Three things Robert Downey Jr. can teach you
How many of you knew Robert Downey Jr. can sing? That too, very well. I didn’t. So when someone sent me this video currently doing the rounds of the web, of RDJ singing with Sting at his 60th birthday bash at the Beacon Theatre in New York, I was floored. I had known him only as the Iron Man or Guy Ritchie’s Sherlock Holmes, one of the better actors in Hollywood. And well, here he was, an obviously talented singer who could give many in the current music industry a run for their money. That got me searching the Internet.
It turns out RDJ has sung on several soundtracks in films such as Chaplin, Too Much Sun, Two Girls and a Guy, Friends and Lovers, The Singing Detective and Kiss Kiss Bang Bang, as well as his album The Futurist. Still, singing on stage at a live performance with a musician like Sting was a risk. He could’ve missed a beat, lost the thread and made an ass of himself. It would’ve gone viral and he would’ve been an object of ridicule. How would that have affected his acting persona? Whatever qualms he might have had, RDJ took the risk to express himself. This is something every startup can relate to.
Here are three lessons from the actor-singer.
- Pick your horse: A creative person is rarely a one-trick-pony. On the contrary, such an individual tends to be multi-faceted, very good at several things at once. Like RDJ. Besides singing and acting, he trained in classical ballet at a young age. But he picked acting to focus on. He didn’t have much success with it either for a long time. Enough and more time to get distracted and go in different directions. That could’ve been one reason why he struggled with drug abuse, rehab and mental health issues. In 2004, he even released a music album, The Futurist, on Sony Classical, for which he did the cover art himself and also designed the track listing label on the CD with his son. But he didn’t carve out a music career, he went back to acting. He had picked his horse, and that’s a lesson for every creative entrepreneur. You have to pick the one thing you are best at, or want to excel in, and focus your energies. Multiple interests are fine but there has to be a single focus.

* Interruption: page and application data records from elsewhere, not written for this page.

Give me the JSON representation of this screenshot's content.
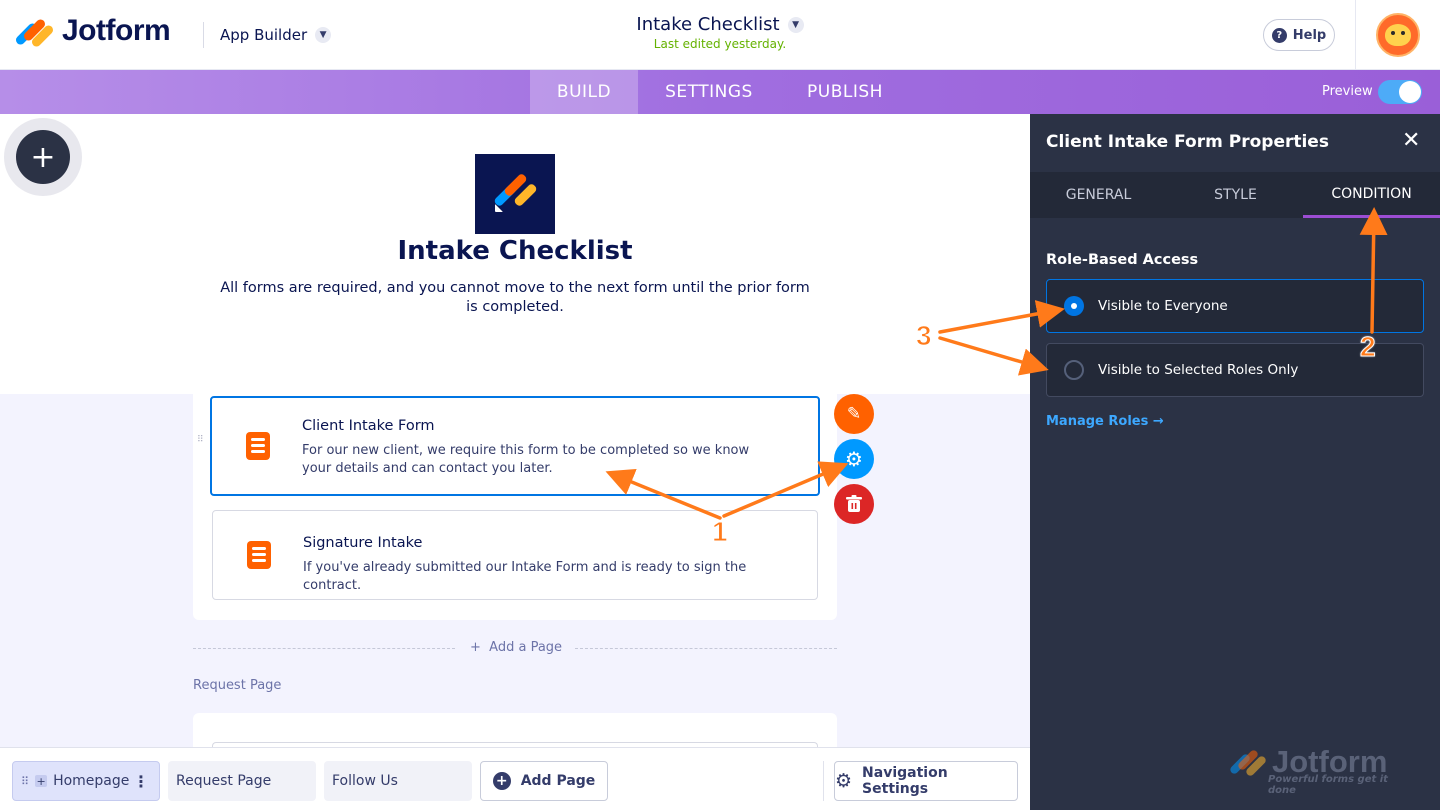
{
  "header": {
    "brand": "Jotform",
    "app_builder": "App Builder",
    "doc_title": "Intake Checklist",
    "last_edited": "Last edited yesterday.",
    "help": "Help",
    "avatar_icon": "user-avatar-icon"
  },
  "nav": {
    "tabs": [
      "BUILD",
      "SETTINGS",
      "PUBLISH"
    ],
    "active_tab": "BUILD",
    "preview_label": "Preview",
    "preview_on": true
  },
  "app": {
    "title": "Intake Checklist",
    "description": "All forms are required, and you cannot move to the next form until the prior form is completed."
  },
  "forms": [
    {
      "title": "Client Intake Form",
      "description": "For our new client, we require this form to be completed so we know your details and can contact you later.",
      "selected": true
    },
    {
      "title": "Signature Intake",
      "description": "If you've already submitted our Intake Form and is ready to sign the contract.",
      "selected": false
    }
  ],
  "add_page": "Add a Page",
  "request_page_label": "Request Page",
  "bottom_bar": {
    "tabs": [
      "Homepage",
      "Request Page",
      "Follow Us"
    ],
    "add_page": "Add Page",
    "navigation_settings": "Navigation Settings"
  },
  "properties_panel": {
    "title": "Client Intake Form Properties",
    "tabs": [
      "GENERAL",
      "STYLE",
      "CONDITION"
    ],
    "active_tab": "CONDITION",
    "section": "Role-Based Access",
    "options": [
      {
        "label": "Visible to Everyone",
        "checked": true
      },
      {
        "label": "Visible to Selected Roles Only",
        "checked": false
      }
    ],
    "manage_roles": "Manage Roles →",
    "watermark": "Jotform",
    "watermark_tagline": "Powerful forms get it done"
  },
  "annotations": [
    "1",
    "2",
    "3"
  ],
  "colors": {
    "accent_purple": "#9c4dd3",
    "brand_navy": "#0a1551",
    "form_icon_orange": "#ff6100",
    "selected_blue": "#0075e3",
    "edit_orange": "#ff6100",
    "settings_blue": "#0099ff",
    "delete_red": "#dc2626",
    "annotation_orange": "#ff7a1a"
  }
}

- Persist: RDJ made his screen debut at the age of five in 1970, appearing in his father Robert Downey Sr.’s film Pound. His first lead role came in 1987 in The Pick-up Artist. In 1992, he narrowly missed the Best Actor Oscar for his role as Charlie Chaplin in Chaplin, as it went to Al Pacino in Scent of a Woman. To play Chaplin, RDJ got a personal coach to help him imitate Chaplin’s posture and way of carrying himself, and learnt to play the violin and tennis left-handed. Despite all that effort, he lost the big prize. That was a big blow but he refused to give up. He had countless personal setbacks, drug addiction, and even prison time. But he persisted with his acting career. In 2008, he starred in Iron Man and Tropic Thunder, both critically and commercially successful films, and became a household name.
- Get back on your feet: RDJ’s father had once gone on record to say how he had allowed his son to use marijuana at age six and grow up “surrounded by drugs”. As RDJ recalled in an interview http://www.people.com/people/archive/article/0,,20142040,00.html: “When my dad and I would do drugs together, it was like him trying to express his love for me in the only way he knew how.” Downey Jr was arrested several times on drug-related charges, including cocaine and heroin abuse, between 1996 and 2001. He went to many rehabs, but had repeated relapses and his movie career was almost over as nobody was ready to bet on him. His first post-rehab acting job came in August 2001, lip-syncing for an Elton John single. Only after Mel Gibson paid an insurance bond for Downey was he able to return to the big screen with the 2003 film The Singing Detective. Even for Gothika, the producer withheld 40 percent of Downey’s salary as insurance against his addictive behavior until the production was over. Thanks to his family, therapy, meditation, twelve-step recovery programs, yoga and Wing Chun Kung Fu, RDJ has been drug-free since July 2003. He went on to ‘become’ Iron Man and Sherlock Holmes. In October 2011, when RDJ was honored at the 25th American Cinematheque Awards, he chose Mel Gibson to present him with his award for his life’s work. In his speech, instead of talking about himself he spoke of how Gibson helped him through his hardships, and won a standing ovation from a moved audience. Inspiring, isn’t it?